Zoom Call is a game prototype designed for the theme 'Push the Button'. I witnessed my little cousin, who goes to elementary school, joining his class on zoom. His teacher was instructing them all to mute themselves and the interactions throughout the call were hilarious. This gave me the idea to have a single-player role playing game simulating a zoom call. The player is a kindergarten teacher with a rowdy class. They must toggle between the participant windows to mute the students. The students, being naughty, unmute themselves and continue disturbing the class.
Classroom Project developed for Playful Prototypes at ParsonsProject Duration: 1 week (Feb 2022)
Developed using Unity
Credit: Images used were sourced from Freepik and sound from Mixkit.
The first class begins with 4 students and lasts a minute.
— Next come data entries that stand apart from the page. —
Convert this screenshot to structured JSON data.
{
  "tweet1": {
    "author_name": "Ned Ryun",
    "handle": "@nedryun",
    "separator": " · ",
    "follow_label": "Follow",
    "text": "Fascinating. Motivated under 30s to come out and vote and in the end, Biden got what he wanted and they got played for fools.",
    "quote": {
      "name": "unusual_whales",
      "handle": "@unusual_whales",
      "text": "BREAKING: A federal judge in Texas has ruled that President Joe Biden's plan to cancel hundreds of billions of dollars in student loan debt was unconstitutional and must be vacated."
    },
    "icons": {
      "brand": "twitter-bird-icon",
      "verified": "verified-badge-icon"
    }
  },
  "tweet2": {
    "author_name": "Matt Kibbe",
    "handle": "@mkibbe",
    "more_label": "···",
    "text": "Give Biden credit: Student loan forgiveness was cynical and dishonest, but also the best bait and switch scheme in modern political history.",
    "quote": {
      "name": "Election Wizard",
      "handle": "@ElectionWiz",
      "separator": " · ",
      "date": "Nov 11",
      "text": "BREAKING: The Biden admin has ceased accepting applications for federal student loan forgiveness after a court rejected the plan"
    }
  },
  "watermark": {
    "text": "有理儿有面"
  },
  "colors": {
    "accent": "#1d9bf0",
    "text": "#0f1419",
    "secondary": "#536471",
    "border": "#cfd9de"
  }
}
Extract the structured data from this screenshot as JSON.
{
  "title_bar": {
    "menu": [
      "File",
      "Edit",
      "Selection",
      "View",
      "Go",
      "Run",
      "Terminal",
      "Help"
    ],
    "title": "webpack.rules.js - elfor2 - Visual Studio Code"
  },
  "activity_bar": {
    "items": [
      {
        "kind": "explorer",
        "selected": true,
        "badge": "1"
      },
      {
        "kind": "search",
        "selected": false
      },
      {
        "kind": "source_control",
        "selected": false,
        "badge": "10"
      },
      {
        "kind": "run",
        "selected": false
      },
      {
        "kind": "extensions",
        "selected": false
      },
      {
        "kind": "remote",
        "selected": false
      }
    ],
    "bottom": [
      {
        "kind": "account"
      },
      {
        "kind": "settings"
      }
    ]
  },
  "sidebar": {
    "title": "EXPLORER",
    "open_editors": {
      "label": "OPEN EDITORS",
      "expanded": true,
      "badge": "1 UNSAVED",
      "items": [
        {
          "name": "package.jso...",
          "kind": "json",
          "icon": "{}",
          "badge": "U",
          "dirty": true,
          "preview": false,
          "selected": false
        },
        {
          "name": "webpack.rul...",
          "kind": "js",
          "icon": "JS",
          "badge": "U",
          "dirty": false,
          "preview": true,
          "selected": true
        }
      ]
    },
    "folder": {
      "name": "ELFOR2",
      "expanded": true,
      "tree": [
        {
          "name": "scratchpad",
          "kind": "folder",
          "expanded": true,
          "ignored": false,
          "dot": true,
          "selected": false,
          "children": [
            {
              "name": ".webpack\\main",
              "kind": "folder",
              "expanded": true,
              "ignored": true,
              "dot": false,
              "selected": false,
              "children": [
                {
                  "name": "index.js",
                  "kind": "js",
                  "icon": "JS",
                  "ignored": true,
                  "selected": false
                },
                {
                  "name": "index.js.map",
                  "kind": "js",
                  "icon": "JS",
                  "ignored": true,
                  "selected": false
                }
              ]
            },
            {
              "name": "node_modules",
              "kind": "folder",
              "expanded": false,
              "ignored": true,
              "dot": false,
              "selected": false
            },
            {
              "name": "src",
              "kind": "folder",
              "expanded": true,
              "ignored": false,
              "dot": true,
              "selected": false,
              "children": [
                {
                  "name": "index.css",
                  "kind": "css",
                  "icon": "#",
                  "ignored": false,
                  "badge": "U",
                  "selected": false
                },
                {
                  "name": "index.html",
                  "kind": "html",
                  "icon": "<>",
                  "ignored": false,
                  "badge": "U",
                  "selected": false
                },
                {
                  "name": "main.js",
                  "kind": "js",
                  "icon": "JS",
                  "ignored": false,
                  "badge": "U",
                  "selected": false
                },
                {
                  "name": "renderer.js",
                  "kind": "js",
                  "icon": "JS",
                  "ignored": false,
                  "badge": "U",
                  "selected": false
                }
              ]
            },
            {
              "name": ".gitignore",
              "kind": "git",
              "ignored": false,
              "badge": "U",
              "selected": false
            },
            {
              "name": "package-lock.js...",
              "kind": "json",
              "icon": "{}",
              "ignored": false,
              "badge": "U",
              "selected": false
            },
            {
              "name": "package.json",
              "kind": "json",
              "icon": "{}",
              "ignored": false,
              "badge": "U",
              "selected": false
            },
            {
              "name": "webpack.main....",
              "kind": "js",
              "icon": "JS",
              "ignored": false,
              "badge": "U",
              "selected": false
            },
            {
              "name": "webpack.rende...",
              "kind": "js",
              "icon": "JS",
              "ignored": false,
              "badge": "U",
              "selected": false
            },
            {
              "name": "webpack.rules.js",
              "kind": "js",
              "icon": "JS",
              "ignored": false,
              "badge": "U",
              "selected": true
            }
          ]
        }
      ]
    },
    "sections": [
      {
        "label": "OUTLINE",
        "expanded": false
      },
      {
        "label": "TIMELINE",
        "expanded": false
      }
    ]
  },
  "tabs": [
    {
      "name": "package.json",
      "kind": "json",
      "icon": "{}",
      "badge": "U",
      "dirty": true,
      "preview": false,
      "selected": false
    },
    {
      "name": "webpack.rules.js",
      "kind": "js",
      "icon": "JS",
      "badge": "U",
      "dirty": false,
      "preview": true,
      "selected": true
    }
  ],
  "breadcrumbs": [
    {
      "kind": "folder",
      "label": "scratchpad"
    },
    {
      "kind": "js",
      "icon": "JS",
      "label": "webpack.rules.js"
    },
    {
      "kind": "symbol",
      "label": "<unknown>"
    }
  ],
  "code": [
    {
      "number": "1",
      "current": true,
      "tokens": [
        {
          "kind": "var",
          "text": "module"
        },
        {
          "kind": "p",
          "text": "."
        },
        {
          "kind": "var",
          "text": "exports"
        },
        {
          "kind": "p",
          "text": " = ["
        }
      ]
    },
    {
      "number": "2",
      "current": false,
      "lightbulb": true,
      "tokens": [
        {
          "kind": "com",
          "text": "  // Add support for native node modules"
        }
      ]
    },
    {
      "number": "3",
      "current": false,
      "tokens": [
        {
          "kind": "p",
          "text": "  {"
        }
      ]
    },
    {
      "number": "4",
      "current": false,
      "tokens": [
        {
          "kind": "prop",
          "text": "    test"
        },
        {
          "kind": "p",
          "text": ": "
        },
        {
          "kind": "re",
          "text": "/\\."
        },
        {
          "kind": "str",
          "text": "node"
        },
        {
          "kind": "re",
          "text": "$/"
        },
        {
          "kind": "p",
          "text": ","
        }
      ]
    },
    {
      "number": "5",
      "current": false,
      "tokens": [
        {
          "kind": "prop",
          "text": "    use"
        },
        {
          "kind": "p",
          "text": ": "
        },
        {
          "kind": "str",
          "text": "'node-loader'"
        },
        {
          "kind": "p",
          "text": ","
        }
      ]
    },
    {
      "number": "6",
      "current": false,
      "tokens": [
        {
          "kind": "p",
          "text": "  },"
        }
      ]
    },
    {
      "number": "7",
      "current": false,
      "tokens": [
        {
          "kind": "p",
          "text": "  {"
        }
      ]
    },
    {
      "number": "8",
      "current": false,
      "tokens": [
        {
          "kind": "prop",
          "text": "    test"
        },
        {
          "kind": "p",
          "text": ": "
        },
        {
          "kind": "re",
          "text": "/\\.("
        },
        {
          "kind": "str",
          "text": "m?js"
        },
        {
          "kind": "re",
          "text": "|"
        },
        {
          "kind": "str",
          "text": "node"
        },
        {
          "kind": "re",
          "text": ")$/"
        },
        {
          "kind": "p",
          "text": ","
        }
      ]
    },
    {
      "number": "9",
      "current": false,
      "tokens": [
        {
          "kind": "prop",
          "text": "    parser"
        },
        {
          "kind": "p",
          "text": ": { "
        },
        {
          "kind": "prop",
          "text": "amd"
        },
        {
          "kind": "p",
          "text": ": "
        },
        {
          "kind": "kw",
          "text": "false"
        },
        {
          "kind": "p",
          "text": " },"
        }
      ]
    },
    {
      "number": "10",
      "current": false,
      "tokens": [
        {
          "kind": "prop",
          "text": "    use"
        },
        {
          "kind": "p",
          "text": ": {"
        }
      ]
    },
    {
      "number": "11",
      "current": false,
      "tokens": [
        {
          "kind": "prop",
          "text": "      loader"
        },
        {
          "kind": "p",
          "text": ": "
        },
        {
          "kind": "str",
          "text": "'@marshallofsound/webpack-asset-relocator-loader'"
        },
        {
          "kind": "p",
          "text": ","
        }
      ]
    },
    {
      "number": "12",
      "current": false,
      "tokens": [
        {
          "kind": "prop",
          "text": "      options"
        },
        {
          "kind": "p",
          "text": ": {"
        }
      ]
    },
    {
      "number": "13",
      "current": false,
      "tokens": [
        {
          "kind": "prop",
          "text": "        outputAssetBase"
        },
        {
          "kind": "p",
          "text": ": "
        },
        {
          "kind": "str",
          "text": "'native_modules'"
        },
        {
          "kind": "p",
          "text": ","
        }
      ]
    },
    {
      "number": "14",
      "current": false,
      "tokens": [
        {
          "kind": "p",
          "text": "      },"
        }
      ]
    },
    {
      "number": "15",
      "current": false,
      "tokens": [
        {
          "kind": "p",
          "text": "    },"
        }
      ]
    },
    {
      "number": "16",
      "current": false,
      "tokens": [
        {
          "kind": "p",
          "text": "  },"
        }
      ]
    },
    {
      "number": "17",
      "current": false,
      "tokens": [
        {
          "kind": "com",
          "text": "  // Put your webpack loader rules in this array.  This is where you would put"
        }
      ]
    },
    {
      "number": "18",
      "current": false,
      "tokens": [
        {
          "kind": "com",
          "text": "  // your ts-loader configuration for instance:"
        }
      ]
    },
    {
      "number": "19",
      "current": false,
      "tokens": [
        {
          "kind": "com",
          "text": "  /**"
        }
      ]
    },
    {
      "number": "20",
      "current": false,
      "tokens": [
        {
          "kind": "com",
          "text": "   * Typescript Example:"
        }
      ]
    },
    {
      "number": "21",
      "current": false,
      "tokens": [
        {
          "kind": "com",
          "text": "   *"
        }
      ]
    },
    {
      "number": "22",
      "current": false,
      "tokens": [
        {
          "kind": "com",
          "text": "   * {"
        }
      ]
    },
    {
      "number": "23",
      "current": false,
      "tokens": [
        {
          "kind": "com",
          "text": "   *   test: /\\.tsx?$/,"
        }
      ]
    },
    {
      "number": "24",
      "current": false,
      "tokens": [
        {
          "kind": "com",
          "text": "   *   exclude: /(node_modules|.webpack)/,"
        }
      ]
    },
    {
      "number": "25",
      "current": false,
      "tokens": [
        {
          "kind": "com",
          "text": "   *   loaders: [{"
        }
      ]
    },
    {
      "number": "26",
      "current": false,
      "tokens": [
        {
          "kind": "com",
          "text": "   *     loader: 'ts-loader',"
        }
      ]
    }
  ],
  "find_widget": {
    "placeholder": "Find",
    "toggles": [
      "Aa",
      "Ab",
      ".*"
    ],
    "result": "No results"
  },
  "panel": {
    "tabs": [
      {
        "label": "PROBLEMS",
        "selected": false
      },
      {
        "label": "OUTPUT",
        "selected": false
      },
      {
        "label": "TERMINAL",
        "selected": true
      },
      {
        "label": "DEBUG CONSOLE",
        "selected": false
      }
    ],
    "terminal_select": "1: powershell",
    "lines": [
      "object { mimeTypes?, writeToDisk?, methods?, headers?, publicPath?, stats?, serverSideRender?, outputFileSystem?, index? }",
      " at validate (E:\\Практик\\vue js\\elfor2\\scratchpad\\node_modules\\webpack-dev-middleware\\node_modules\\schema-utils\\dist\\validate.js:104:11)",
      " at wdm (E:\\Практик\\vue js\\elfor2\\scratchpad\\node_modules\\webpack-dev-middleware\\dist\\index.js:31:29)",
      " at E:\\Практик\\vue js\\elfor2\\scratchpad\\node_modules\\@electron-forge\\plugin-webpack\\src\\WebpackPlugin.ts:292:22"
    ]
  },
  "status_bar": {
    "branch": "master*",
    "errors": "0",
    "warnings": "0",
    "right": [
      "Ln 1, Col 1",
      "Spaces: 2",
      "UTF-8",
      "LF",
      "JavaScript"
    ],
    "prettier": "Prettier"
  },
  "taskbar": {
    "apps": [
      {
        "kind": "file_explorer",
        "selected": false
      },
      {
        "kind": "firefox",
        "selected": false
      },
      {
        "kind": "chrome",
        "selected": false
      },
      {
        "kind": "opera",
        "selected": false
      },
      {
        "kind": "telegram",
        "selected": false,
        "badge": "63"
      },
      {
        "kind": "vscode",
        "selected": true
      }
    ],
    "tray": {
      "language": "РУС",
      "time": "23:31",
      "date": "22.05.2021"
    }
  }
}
Then, the teacher is promoted to manage a slightly larger class with 8 students. There are no added constraints to the games and the class ends after a minute. This is more an interactive experience than a game since there are no variables keeping track of how long a student is unmuted or what the distraction/ sound level in the class is. The player keeps track of who muted or not with the corresponding icons.
Some other concepts that I considered exploring were:
A button representing the accelerator, brake and clutch of a vehicle that changes function unpredictably every time it is pressed
Playing Russian Roulette with a series of buttons where the safe ones would propel a player forward and the incorrect one would open a trapdoor leading to his death.
Considering this was my first time working with Unity, one of the biggest challenges I had was figuring out how to control individual participant audios. My first few tries I was able to mute or unmute the audio for the entire game at once. This would have been much easier if I used a mouse press or click to interact with my buttons but I wanted to keep it true to ‘push the button’. I had visualised that the player could toggle between the participant windows using the arrow keys and by pressing enter they could either mute or unmute the participant. Each of the player windows are interactable buttons with colour tints. I used UI grids to lay them out on the canvas. When a particular window is selected it is highlighted yellow and when pressed, it is green.
I had a single C# script to address each of the player windows and their corresponding sounds but this did not work at first. To make it foolproof, I created a script for each window. I know there must be another way to troubleshoot this issue since what I did is definitely not feasible if the number of participants increases (a larger class size). Overall, I like how much I’ve learnt in one week and progressed. I’m pretty happy with how a simple everyday activity proved to be my inspiration for this week, resulting in something really playful and experimental.